The Tsunami Ship
Kesennuma, Miyagi Prefecture, Japan
After being picked up by the March 2011 Japan tsunami and swept one kilometre inland the 330 ton No.18 Kyotoku Maru was left stranded across a sealed road in the Shishiori district of Kesennuma. In Kesennuma City there was considerable local debate for keeping the ship as a tsunami monument or removing it completely, as it was a daily reminder to residents of the lives lost in the tsunami tragedy. Finally in August 2013, 70% of residents voted to scrap and remove the ‘tsunami ship’ No.18 Kyotoku Maru and today it is no longer at rest in Kesennuma City.
Cebu City, Philippines
The Carbon Market was named from the coal that was unloaded from the Cebu Railroad over 100 years ago. It has been a popular and successful market for poor stall owners and vendors.
In January 2014 a fire in the Warwick Barracks gutted around 240 stalls and warehouses. About 500 families, mostly poor were affected by the fire, they soon moved back with what few possessions remained and set up temporary stalls to hopefully begin trading again. Twelve days after the fire, city government demolition teams moved in and demolished the newly erected stalls. Stall owners were told they cannot return to the Carbon Market unless they pay a 50,000 Philippine peso bond for their stall (equivalent to about 6 months wages for a Philippine clerk). Those that cannot pay are to be relocated 12 kilometres away to the Barangay Budlaan district on a piece of barren land devoid of basic amenities. A support group called Advocates for Justice and Dignity has set up a Facebook page in support of the dislocated poor stall owners.
What’s the future for Cebu City’s Carbon Market, the City has plans for modern buildings and carparks, plus it is in talks with local and foreign investors for private-public investment schemes that are attractive to commercial store owners and tourists.

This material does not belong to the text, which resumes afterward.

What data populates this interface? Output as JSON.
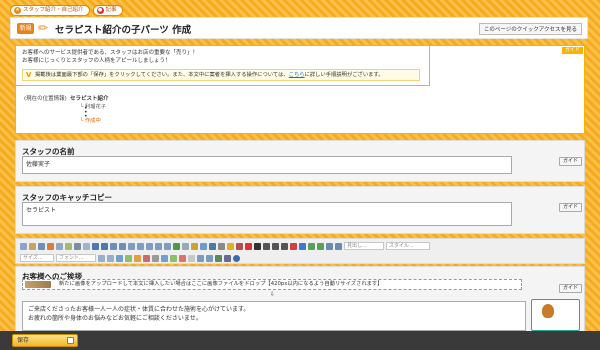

Christchurch, New Zealand
At 12.51pm Tuesday 22nd February 2011 a 6.3 magnitude earthquake struck Christchurch and surrounding areas. Around 180 people from 20 different countries were killed, and many others were seriously injured. The quake brought the city to a standstill, the Christchurch central city business district was severely damaged and was completely closed down. Around 5,000 Christchurch homes were condemned and the future of another 10,000 remained uncertain, plus there was substantial damage to most of the cities historical buildings. The city’s buildings were already weakened from a previous magnitude 7.1 Canterbury earthquake that occurred five months earlier.
Located on the corner of Bealey Avenue and Victoria Street Knox Church is one of Christchurch’s historic buildings. The Church is being rebuilt with a plan to keep the wood ceiling and beams, clad the repaired building in copper and install windows at ground level, so passers-by can see the timber ceiling and arches.